Anyone who has been in church most of his or her life knows the story of Abraham and God’s promise to make him a father of many nations. For anyone who isn’t familiar with the story, start at Genesis 12 for the story of Abraham and God’s call on his life.
Just like Abraham, I believe everyone has a call from God. No, it might not be to go to an unknown land and start a new nation. Most likely, it won’t be. But it will be something that can help share the gospel, something that God has created you specifically to accomplish.
Looking back, I can see that I had a call to write long before I knew it. Even as a child, I loved to write about anything about everything, and words came easily to me. I was the only one in Mrs. Renfroe’s eighth grade English class who looked forward to deconstructing a sentence each morning. And, nerdy as it may be, that hasn’t changed.
God had this plan for my life all along. It just took me a while to get onboard. I eventually graduated with a journalism degree, but only after a series of events convinced me to switch my major from becoming a news anchor to becoming someone who would write the news—and much more.
That was my first experience in setting my plans aside for the greater plans God had for me, and the doors began to open. I enjoyed coveted internships and numerous publications through my university news mediums. So much so, that I got a little cocky and forgot the source of my talents.
That was my first Ismael.
I graduated at an all-time low for journalism and found myself working two and three part-time jobs to pay rent while taking any freelance opportunity that came my way and applying for jobs left and right. That was a hard year, but it taught me humility, and I wouldn’t take anything for it.
I naively assumed my portfolio, grades and status in the Communications College at The University of Alabama would easily land me any job I wanted. Like Abraham’s wife, Sarai (later Sarah), trusted in her handmaiden rather than God, I trusted in my degree and knowledge rather than God.

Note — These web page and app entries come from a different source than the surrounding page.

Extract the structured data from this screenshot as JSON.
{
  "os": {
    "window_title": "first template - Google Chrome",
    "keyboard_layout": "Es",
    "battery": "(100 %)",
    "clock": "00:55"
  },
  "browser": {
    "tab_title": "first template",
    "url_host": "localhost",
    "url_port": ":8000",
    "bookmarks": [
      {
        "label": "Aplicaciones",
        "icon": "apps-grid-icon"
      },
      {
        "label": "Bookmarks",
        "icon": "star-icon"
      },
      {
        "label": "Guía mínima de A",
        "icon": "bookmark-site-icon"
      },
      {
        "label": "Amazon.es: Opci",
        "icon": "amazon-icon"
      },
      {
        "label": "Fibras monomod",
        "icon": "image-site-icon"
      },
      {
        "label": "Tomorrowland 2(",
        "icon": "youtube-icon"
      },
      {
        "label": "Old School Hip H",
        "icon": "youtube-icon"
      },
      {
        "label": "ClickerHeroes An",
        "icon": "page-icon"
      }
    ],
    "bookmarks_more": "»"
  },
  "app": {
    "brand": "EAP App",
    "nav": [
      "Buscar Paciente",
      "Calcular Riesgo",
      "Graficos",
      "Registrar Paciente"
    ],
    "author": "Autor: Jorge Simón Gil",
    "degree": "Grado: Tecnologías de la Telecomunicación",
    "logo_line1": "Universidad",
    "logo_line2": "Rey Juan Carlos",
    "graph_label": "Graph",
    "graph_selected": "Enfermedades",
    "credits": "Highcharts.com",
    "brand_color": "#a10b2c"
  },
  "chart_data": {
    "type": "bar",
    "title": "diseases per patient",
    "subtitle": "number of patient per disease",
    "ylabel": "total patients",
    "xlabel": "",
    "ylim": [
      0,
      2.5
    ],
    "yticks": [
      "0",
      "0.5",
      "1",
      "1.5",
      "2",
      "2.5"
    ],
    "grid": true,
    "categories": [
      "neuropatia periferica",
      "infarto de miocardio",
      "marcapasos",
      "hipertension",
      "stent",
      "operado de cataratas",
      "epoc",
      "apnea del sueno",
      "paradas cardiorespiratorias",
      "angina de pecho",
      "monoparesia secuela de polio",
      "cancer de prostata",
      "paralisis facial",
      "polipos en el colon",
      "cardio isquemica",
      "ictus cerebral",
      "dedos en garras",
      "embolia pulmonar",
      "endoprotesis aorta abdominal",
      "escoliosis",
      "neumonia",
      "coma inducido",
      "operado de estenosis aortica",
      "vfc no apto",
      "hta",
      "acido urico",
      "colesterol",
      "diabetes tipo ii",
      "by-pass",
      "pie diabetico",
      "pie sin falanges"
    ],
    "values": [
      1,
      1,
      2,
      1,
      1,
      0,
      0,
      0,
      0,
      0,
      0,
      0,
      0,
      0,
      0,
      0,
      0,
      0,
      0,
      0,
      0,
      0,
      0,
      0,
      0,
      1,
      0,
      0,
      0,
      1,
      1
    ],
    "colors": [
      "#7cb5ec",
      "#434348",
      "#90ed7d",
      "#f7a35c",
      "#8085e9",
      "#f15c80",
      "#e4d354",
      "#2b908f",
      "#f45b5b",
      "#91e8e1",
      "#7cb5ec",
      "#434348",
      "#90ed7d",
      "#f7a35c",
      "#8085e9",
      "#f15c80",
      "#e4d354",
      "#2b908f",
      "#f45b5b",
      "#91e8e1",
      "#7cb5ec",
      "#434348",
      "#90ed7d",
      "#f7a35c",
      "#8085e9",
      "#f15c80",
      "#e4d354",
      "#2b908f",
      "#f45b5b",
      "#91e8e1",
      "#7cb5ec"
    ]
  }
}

After a lesson in humility and patience, I went on to work for a Christian publisher. This job not only helped me as a journalist but also in my faith walk. I feel like God truly used it to show me how He knows best for our lives.
I later worked for my old university as a book editor and now have the privilege of working for myself as an independent contractor. And, up until a little more than a year ago I was perfectly content writing articles and doing graphic design. I could work as much or little as I needed and set my own hours, all while making a comfortable living.
Then, while sitting in a restaurant one afternoon I felt a story come up inside of me. This stirred an urge I haven’t felt in more than a decade. An urge to write a novel.
I started writing my thoughts on my phone’s notes app as I waited for my salad. When I got home, I jotted down some more. The characters begin to come together, and stories I had both lived out and made up over the years joined it to form a full-length novel.
After editing it a gazillion times over and having trusted people read, proof and offer their opinions on it, I am now in the hardest stage of writing.
The waiting period.
This is where I research book agencies and publishers to find who might want an Inspirational Comedic Romance based in the Deep South with sarcastic dialogue. Then, I have to write a letter about why they will like my book and should represent or publish it. That leads to sending out a sample of the book and waiting for a reply.
So far, I’ve received several “no” responses, all of which mention that it’s purely nit-picky personal preferences as to why they passed. I also have several more letters lost in cyberspace, waiting to be decided upon. Meanwhile, I learn about certain self-published writers making good money off of their books. This tempts me to do the same.
But God said “wait.”
I don’t know why, but I know He knows. And that’s a good enough reason for me to do it. There’s nothing wrong with trying, again and again, to go the traditional publishing route or going straight to self-publication or doing a little of both. But for some reason, I feel God telling me to wait.
Within about an hour of my doubts, I saw a social media post by a well-respected Southern author. Lisa Patton Instagrammed all of the rejection letters she received for Whistlin’ Dixie in a Nor’Easter, which many people praised after it’s publication. That was the encouragement I needed at the right time to keep pressing on.
I don’t know who will accept my book nor when it will get accepted. All I can do is keep writing my next book and trust God to do the rest. I encourage you to do the same with whatever it is He has called you to do.
Don’t birth an Ishmael when you can spend your time preparing for an Isaac.